--- Task requirements ---
Using the entries that follow, establish how many lines contain the word "screenshot" and give only that figure.
Top of Data supplied
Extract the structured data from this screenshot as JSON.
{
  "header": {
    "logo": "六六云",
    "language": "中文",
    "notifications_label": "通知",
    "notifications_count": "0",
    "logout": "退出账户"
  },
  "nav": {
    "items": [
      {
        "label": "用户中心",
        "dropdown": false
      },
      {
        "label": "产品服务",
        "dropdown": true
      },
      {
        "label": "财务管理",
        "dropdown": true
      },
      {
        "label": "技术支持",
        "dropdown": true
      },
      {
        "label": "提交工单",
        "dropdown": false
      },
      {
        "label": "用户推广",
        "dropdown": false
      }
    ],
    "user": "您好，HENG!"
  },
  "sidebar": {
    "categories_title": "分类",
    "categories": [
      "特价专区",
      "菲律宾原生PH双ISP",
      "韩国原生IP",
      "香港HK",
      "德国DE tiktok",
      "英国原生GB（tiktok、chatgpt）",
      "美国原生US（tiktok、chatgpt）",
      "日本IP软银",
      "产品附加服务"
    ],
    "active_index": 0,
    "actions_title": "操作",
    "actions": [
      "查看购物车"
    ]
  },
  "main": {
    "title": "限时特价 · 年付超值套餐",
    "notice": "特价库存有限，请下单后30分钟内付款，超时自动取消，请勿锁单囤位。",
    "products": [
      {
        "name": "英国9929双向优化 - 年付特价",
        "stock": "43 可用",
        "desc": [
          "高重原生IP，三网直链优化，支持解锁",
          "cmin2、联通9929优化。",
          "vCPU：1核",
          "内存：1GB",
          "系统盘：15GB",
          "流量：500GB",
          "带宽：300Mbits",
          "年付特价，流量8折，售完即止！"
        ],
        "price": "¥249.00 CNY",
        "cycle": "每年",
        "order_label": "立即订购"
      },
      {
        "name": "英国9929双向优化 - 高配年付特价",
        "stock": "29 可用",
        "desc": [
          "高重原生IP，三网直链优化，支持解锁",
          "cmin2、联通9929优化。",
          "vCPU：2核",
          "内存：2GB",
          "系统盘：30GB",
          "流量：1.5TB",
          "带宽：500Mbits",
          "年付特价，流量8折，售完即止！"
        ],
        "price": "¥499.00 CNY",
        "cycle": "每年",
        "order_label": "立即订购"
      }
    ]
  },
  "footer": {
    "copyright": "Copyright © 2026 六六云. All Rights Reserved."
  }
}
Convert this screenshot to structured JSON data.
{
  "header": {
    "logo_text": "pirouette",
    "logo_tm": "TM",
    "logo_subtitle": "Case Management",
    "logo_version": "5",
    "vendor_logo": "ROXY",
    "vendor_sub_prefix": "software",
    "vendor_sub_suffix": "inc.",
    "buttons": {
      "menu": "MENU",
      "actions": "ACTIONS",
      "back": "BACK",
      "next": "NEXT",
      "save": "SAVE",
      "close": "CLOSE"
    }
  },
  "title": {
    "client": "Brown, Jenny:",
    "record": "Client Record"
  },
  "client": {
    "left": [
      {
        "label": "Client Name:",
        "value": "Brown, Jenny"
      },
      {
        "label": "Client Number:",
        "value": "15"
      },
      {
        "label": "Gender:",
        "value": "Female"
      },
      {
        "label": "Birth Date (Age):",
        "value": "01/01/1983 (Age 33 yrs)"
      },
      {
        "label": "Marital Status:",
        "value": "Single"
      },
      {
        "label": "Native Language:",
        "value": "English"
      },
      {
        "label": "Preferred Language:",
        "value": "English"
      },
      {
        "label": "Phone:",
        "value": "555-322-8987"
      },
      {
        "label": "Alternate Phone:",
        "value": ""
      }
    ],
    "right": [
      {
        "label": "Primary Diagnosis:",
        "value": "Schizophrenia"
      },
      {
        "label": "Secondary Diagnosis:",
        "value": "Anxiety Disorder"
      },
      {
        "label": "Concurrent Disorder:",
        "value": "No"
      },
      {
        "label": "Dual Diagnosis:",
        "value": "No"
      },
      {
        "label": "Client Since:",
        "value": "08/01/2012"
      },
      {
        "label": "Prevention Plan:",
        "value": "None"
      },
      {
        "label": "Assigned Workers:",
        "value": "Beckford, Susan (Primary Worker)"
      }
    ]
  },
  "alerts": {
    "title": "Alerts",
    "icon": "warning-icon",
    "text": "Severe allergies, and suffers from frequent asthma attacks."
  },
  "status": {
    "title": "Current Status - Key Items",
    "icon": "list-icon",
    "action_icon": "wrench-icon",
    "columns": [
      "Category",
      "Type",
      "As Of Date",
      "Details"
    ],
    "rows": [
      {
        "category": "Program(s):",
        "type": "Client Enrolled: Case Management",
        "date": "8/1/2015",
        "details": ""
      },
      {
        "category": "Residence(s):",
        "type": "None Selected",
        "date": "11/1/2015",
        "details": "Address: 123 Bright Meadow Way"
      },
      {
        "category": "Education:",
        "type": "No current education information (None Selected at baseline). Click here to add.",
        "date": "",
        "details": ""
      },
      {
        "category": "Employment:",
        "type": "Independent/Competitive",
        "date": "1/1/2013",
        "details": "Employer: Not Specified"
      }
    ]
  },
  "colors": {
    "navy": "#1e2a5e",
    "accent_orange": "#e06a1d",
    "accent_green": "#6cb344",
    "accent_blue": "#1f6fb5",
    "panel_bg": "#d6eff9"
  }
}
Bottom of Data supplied
--- Answer to this exercise ---
2